Records from a data collection:
========================

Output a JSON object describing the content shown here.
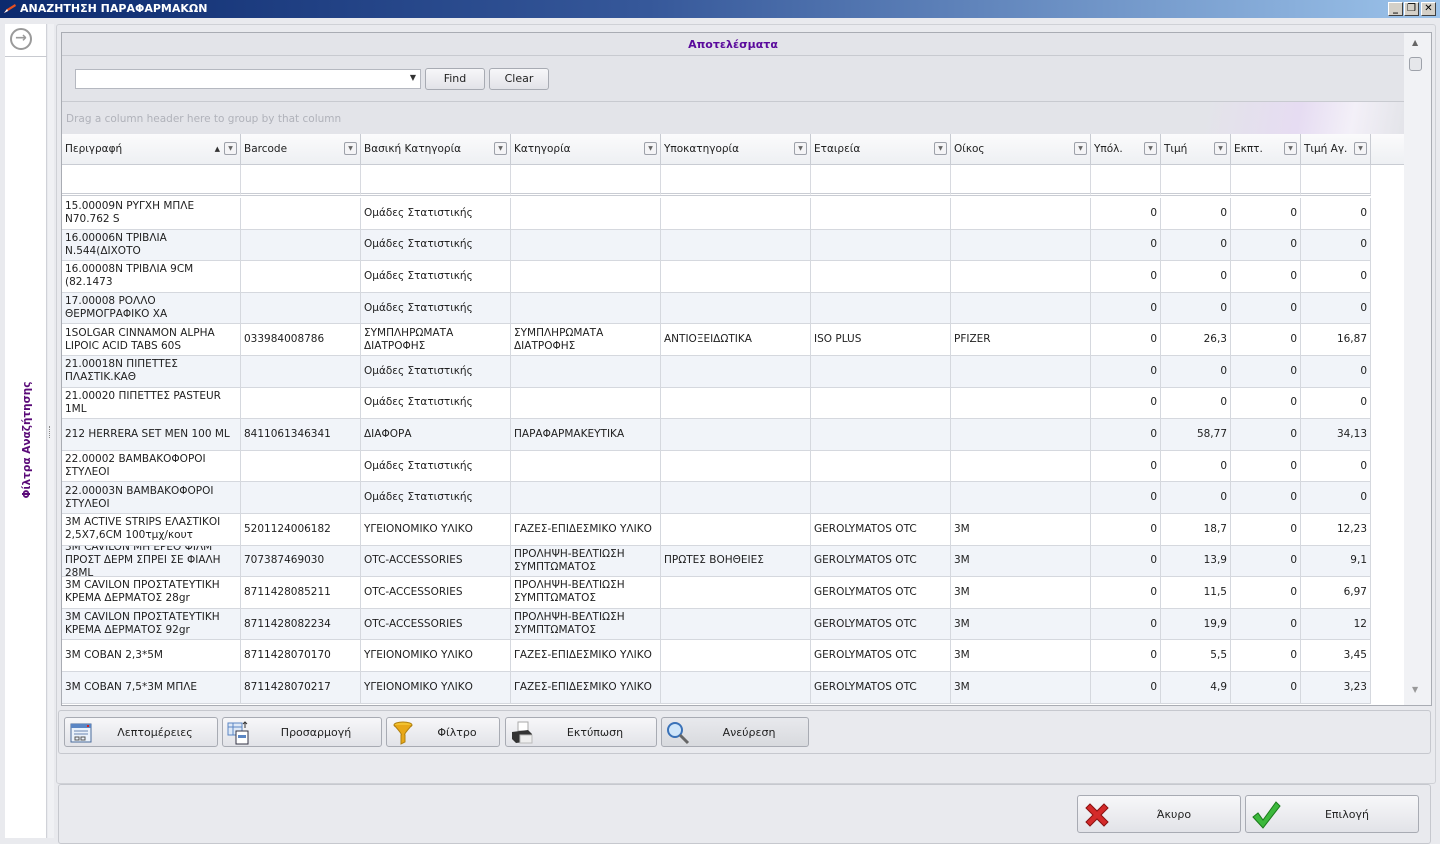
{
  "window": {
    "title": "ΑΝΑΖΗΤΗΣΗ ΠΑΡΑΦΑΡΜΑΚΩΝ",
    "min": "_",
    "restore": "❐",
    "close": "✕"
  },
  "sidebar": {
    "label": "Φίλτρα Αναζήτησης",
    "toggle_icon": "arrow-right-circle-icon"
  },
  "results": {
    "title": "Αποτελέσματα",
    "search": {
      "value": "",
      "find_label": "Find",
      "clear_label": "Clear"
    },
    "group_hint": "Drag a column header here to group by that column",
    "columns": [
      "Περιγραφή",
      "Barcode",
      "Βασική Κατηγορία",
      "Κατηγορία",
      "Υποκατηγορία",
      "Εταιρεία",
      "Οίκος",
      "Υπόλ.",
      "Τιμή",
      "Εκπτ.",
      "Τιμή Αγ."
    ],
    "sorted_column": "Περιγραφή",
    "sort_direction": "ascending",
    "rows": [
      [
        "15.00009Ν ΡΥΓΧΗ ΜΠΛΕ Ν70.762 S",
        "",
        "Ομάδες Στατιστικής",
        "",
        "",
        "",
        "",
        "0",
        "0",
        "0",
        "0"
      ],
      [
        "16.00006Ν ΤΡΙΒΛΙΑ Ν.544(ΔΙΧΟΤΟ",
        "",
        "Ομάδες Στατιστικής",
        "",
        "",
        "",
        "",
        "0",
        "0",
        "0",
        "0"
      ],
      [
        "16.00008Ν ΤΡΙΒΛΙΑ 9CM (82.1473",
        "",
        "Ομάδες Στατιστικής",
        "",
        "",
        "",
        "",
        "0",
        "0",
        "0",
        "0"
      ],
      [
        "17.00008 ΡΟΛΛΟ ΘΕΡΜΟΓΡΑΦΙΚΟ ΧΑ",
        "",
        "Ομάδες Στατιστικής",
        "",
        "",
        "",
        "",
        "0",
        "0",
        "0",
        "0"
      ],
      [
        "1SOLGAR CINNAMON ALPHA LIPOIC ACID TABS 60S",
        "033984008786",
        "ΣΥΜΠΛΗΡΩΜΑΤΑ ΔΙΑΤΡΟΦΗΣ",
        "ΣΥΜΠΛΗΡΩΜΑΤΑ ΔΙΑΤΡΟΦΗΣ",
        "ΑΝΤΙΟΞΕΙΔΩΤΙΚΑ",
        "ISO PLUS",
        "PFIZER",
        "0",
        "26,3",
        "0",
        "16,87"
      ],
      [
        "21.00018Ν ΠΙΠΕΤΤΕΣ ΠΛΑΣΤΙΚ.ΚΑΘ",
        "",
        "Ομάδες Στατιστικής",
        "",
        "",
        "",
        "",
        "0",
        "0",
        "0",
        "0"
      ],
      [
        "21.00020 ΠΙΠΕΤΤΕΣ PASTEUR 1ML",
        "",
        "Ομάδες Στατιστικής",
        "",
        "",
        "",
        "",
        "0",
        "0",
        "0",
        "0"
      ],
      [
        "212 HERRERA SET MEN 100 ML",
        "8411061346341",
        "ΔΙΑΦΟΡΑ",
        "ΠΑΡΑΦΑΡΜΑΚΕΥΤΙΚΑ",
        "",
        "",
        "",
        "0",
        "58,77",
        "0",
        "34,13"
      ],
      [
        "22.00002 ΒΑΜΒΑΚΟΦΟΡΟΙ ΣΤΥΛΕΟΙ",
        "",
        "Ομάδες Στατιστικής",
        "",
        "",
        "",
        "",
        "0",
        "0",
        "0",
        "0"
      ],
      [
        "22.00003Ν ΒΑΜΒΑΚΟΦΟΡΟΙ ΣΤΥΛΕΟΙ",
        "",
        "Ομάδες Στατιστικής",
        "",
        "",
        "",
        "",
        "0",
        "0",
        "0",
        "0"
      ],
      [
        "3M ACTIVE STRIPS ΕΛΑΣΤΙΚΟΙ 2,5X7,6CM 100τμχ/κουτ",
        "5201124006182",
        "ΥΓΕΙΟΝΟΜΙΚΟ ΥΛΙΚΟ",
        "ΓΑΖΕΣ-ΕΠΙΔΕΣΜΙΚΟ ΥΛΙΚΟ",
        "",
        "GEROLYMATOS OTC",
        "3M",
        "0",
        "18,7",
        "0",
        "12,23"
      ],
      [
        "3M CAVILON ΜΗ ΕΡΕΘ ΦΙΛΜ ΠΡΟΣΤ ΔΕΡΜ ΣΠΡΕΙ ΣΕ ΦΙΑΛΗ 28ML",
        "707387469030",
        "OTC-ACCESSORIES",
        "ΠΡΟΛΗΨΗ-ΒΕΛΤΙΩΣΗ ΣΥΜΠΤΩΜΑΤΟΣ",
        "ΠΡΩΤΕΣ ΒΟΗΘΕΙΕΣ",
        "GEROLYMATOS OTC",
        "3M",
        "0",
        "13,9",
        "0",
        "9,1"
      ],
      [
        "3M CAVILON ΠΡΟΣΤΑΤΕΥΤΙΚΗ ΚΡΕΜΑ ΔΕΡΜΑΤΟΣ 28gr",
        "8711428085211",
        "OTC-ACCESSORIES",
        "ΠΡΟΛΗΨΗ-ΒΕΛΤΙΩΣΗ ΣΥΜΠΤΩΜΑΤΟΣ",
        "",
        "GEROLYMATOS OTC",
        "3M",
        "0",
        "11,5",
        "0",
        "6,97"
      ],
      [
        "3M CAVILON ΠΡΟΣΤΑΤΕΥΤΙΚΗ ΚΡΕΜΑ ΔΕΡΜΑΤΟΣ 92gr",
        "8711428082234",
        "OTC-ACCESSORIES",
        "ΠΡΟΛΗΨΗ-ΒΕΛΤΙΩΣΗ ΣΥΜΠΤΩΜΑΤΟΣ",
        "",
        "GEROLYMATOS OTC",
        "3M",
        "0",
        "19,9",
        "0",
        "12"
      ],
      [
        "3M COBAN 2,3*5M",
        "8711428070170",
        "ΥΓΕΙΟΝΟΜΙΚΟ ΥΛΙΚΟ",
        "ΓΑΖΕΣ-ΕΠΙΔΕΣΜΙΚΟ ΥΛΙΚΟ",
        "",
        "GEROLYMATOS OTC",
        "3M",
        "0",
        "5,5",
        "0",
        "3,45"
      ],
      [
        "3M COBAN 7,5*3M ΜΠΛΕ",
        "8711428070217",
        "ΥΓΕΙΟΝΟΜΙΚΟ ΥΛΙΚΟ",
        "ΓΑΖΕΣ-ΕΠΙΔΕΣΜΙΚΟ ΥΛΙΚΟ",
        "",
        "GEROLYMATOS OTC",
        "3M",
        "0",
        "4,9",
        "0",
        "3,23"
      ]
    ]
  },
  "toolbar": [
    {
      "label": "Λεπτομέρειες",
      "icon": "details-form-icon"
    },
    {
      "label": "Προσαρμογή",
      "icon": "customize-columns-icon"
    },
    {
      "label": "Φίλτρο",
      "icon": "funnel-icon"
    },
    {
      "label": "Εκτύπωση",
      "icon": "printer-icon"
    },
    {
      "label": "Ανεύρεση",
      "icon": "magnifier-icon"
    }
  ],
  "footer": {
    "cancel_label": "Άκυρο",
    "select_label": "Επιλογή"
  },
  "colors": {
    "title_purple": "#5a0a9c",
    "titlebar_dark": "#0c2a6e",
    "alt_row": "#f1f4f9"
  }
}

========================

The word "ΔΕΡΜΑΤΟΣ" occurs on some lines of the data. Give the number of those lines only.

2